Following the deadly blackouts in February that left millions of people without electricity and heat for days in subfreezing temperatures, Texas’ power grid manager was fired on Wednesday amid mounting demands for his removal.
Bill Magness, the CEO of the Electric Reliability Council of Texas, is the second high-ranking official to resign in the aftermath of one of the worst blackouts in American history. On Monday, the state’s top utilities regulator resigned.
In a meeting Wednesday night, ERCOT’s board of directors sent Magness a two-month notice of termination. The switch came while the House Oversight Committee was investigating the grid operator.
“During this transition period, Bill will continue to serve as President and CEO and work with state leaders and regulators on potential reforms to ERCOT,” the organization said in a statement.
Magness, who earned more than $876,000 in salary and other benefits in 2019, was the focus of much of the outcry over the blackouts, which started on Feb. 15 when a winter storm dropped temperatures to single digits across Texas, triggering a surge in demand for electricity to heat homes. As the system began to fail, grid operators unplugged more than 4 million customers, which Magness said was important to avoid a more catastrophic outage that could have lasted months.
However, millions of residents were without electricity for days, and the extended outages soon developed into a horrific tragedy, with people trying to stay warm dying of carbon monoxide poisoning and others freezing to death.

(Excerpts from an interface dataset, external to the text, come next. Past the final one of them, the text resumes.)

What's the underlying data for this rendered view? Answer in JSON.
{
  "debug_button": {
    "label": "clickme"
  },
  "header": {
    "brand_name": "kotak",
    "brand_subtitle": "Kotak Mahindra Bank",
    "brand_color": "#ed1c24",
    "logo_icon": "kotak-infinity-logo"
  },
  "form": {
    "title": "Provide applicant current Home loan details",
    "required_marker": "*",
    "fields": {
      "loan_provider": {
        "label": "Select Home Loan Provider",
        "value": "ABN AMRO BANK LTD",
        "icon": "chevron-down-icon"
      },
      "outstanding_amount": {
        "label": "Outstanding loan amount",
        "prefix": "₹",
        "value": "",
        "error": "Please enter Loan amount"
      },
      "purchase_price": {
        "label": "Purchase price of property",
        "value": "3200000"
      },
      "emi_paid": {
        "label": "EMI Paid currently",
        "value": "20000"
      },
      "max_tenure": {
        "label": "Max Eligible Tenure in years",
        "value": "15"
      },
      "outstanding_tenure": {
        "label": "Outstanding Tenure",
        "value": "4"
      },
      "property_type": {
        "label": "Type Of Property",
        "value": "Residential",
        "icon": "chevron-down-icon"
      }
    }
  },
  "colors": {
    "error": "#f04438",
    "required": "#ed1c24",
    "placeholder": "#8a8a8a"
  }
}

More than 40 people have died in Texas as a result of the storm and the subsequent blackouts, but the full toll will not be known for months.
Last week, lawmakers investigating the outages slammed Magness for his treatment of the storm at the Texas Capitol.
Magness testified for hours, defending conduct he said kept the grid that serves the majority of Texas’ 30 million people intact.
“It worked from keeping us (from) going into a blackout that we’d still be in today, that’s why we did it,” Magness said last Thursday. “Now it didn’t work for people’s lives, but it worked to preserve the integrity of the system.”
Gov. Greg Abbott, a Republican, has accused ERCOT of misleading the state about the grid’s readiness, blaming the outages almost entirely on the grid operators. The state’s Public Utility Commission, which oversees ERCOT and is led by Abbott appointees, has not shared his outrage.
However, the commission has been increasingly chastised. DeAnn Walker, the chairwoman of the board, resigned after two lengthy appearances before lawmakers in the aftermath of the blackouts, but she said others should take responsibility for the outages as well.
In the aftermath of the blackouts, at least six ERCOT board members have resigned. Many of them lived out of state, which only added to the outrage directed at ERCOT as the crisis progressed.